Meet the Modern-Day Pagans Who Celebrate the Ancient Gods
Deep in the woods of the Pacific Northwest, a community of Druids is reviving Celtic rites. They might seem hokey or outlandish, but maybe, just maybe, they’re the ones who have it all figured out.
Photos by Katharine Kimball
The priest raises his arms, palms upturned. “Lord Taranis, hear our prayer!” he bellows, voice bouncing off the stone pillars and into the darkening fields beyond. The fire’s crackle fills the stone circle. We stare through the flames, past the boundary of our sacred space, to the patina of white looming over the white sky – Mount Adams, close and huge.
It is high summer, and we are at White Mountain Druid Sanctuary in southern Washington State. Under the immensity of the mountain, a couple of ramshackle barns stick up from the hayfields. Our priest, a straight-backed, snow-haired man, is delivering a homily on the attributes of the thunder god. Taranis, a powerful thunderbolt-tossing deity, is being honored at today’s solstice celebration because of his association with light, weather and sky.
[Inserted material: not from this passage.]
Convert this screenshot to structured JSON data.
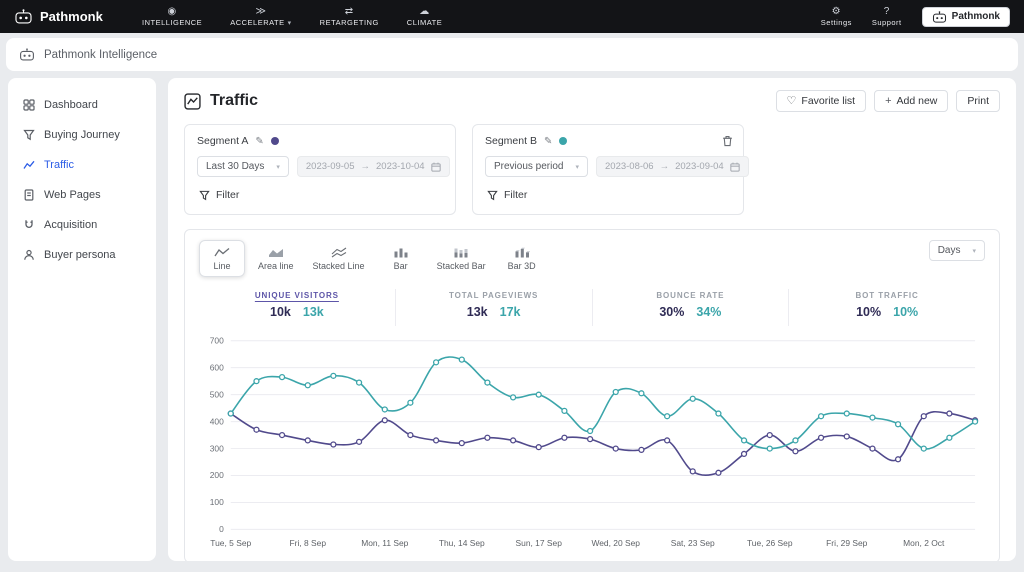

Arms raised, the priest pauses. We lean forward, breathless. The fire cracks again. The teenage girls on the edge of the circle, who might be high on mushrooms, giggle …